What We Can Do to Preserve Cognitive Health

by Darra McMullen, Women’s Health Network Writer/Researcher

Note:  Regular readers of this blog may have wondered, “What happened to Part 3 of the August topics on vaccines, travel tips, and foot health?”.  The short answer, in two words, is Hurricane Harvey.  The third installment of the August story was due to be published the last week of August.  Unfortunately, this writer was too busy securing property and getting ready for Harvey’s arrival to submit the final installment of that health topic. Harvey may have delayed a whole lot of everyone’s progress, but the hurricane will not stop this blog from covering the health subjects outlined for the year.  To get “back on track”, we’ll look at Alzheimer’s disease in September and breast cancer in October.  The foot health story will appear before year’s end, probably during the second half of November.  Early November is devoted to diabetes awareness, prevention, and treatment.  Because diabetes…

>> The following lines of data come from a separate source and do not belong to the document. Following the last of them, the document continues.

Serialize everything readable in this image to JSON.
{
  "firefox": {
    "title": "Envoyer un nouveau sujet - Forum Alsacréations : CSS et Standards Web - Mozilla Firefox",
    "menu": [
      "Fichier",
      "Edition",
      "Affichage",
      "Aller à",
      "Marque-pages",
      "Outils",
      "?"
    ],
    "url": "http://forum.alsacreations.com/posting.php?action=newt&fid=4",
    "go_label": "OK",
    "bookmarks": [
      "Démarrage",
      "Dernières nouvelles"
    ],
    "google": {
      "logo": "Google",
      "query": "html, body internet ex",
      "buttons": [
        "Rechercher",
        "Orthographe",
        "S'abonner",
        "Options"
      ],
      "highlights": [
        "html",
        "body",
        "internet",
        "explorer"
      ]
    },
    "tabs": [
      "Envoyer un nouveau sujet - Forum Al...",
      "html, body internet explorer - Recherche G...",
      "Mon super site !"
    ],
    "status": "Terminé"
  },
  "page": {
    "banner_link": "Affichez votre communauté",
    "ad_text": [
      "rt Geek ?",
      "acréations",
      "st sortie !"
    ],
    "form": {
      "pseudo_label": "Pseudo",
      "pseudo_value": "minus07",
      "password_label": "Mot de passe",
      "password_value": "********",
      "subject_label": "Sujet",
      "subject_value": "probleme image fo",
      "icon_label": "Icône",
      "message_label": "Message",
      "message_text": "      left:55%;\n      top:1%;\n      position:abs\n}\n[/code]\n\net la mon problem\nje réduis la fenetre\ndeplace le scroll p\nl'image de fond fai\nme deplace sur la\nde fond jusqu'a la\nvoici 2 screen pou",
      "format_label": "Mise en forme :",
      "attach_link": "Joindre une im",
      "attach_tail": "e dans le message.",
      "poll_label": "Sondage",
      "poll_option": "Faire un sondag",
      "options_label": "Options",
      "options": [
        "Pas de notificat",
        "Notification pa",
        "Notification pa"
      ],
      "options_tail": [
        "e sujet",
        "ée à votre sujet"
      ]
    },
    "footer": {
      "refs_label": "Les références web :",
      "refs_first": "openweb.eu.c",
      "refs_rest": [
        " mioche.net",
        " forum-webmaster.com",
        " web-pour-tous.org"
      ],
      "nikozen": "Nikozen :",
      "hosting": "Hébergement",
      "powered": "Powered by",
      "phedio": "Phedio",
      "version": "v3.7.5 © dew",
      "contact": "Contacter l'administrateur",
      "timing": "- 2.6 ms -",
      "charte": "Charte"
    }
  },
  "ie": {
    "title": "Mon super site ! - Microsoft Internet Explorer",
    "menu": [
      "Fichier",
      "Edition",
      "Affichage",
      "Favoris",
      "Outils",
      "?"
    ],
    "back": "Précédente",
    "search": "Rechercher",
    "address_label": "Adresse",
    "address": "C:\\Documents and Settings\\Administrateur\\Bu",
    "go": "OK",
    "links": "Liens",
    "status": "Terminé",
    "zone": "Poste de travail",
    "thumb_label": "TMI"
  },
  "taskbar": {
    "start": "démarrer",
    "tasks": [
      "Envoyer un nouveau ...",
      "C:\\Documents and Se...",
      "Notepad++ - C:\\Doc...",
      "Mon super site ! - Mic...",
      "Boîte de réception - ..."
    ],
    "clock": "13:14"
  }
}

Important Vaccines, Healthy Travel, and Happy Feet (Part 2)

Part 2 of Vaccines, Healthy Travel, and Foot Problems

by Darra McMullen, Women’s Health Network Writer/Researcher

Hopefully, you’ve had a chance to read the first “installment” of this month’s article, which came out at the beginning of August.  If so, you’ll know this month, we’re looking at three topics, each of which has so much information pertaining to it, that it seemed best to divide the story into segments for easier reading.  As we continue our investigation of important vaccines, healthy travel tips, and troublesome foot problems, we should first take a look at an important caution regarding vaccinations.


Important Caution:
Often times, people are tempted to ease the resulting pain from a vaccine by taking an over-the-counter pain reliever.  Actually, that’s not a good idea from the standpoint of producing maximum immunity from the disease for which you were vaccinated.  Anything that reduces the body’s immune response, such as ibuprofen, or even ice, can potentially r…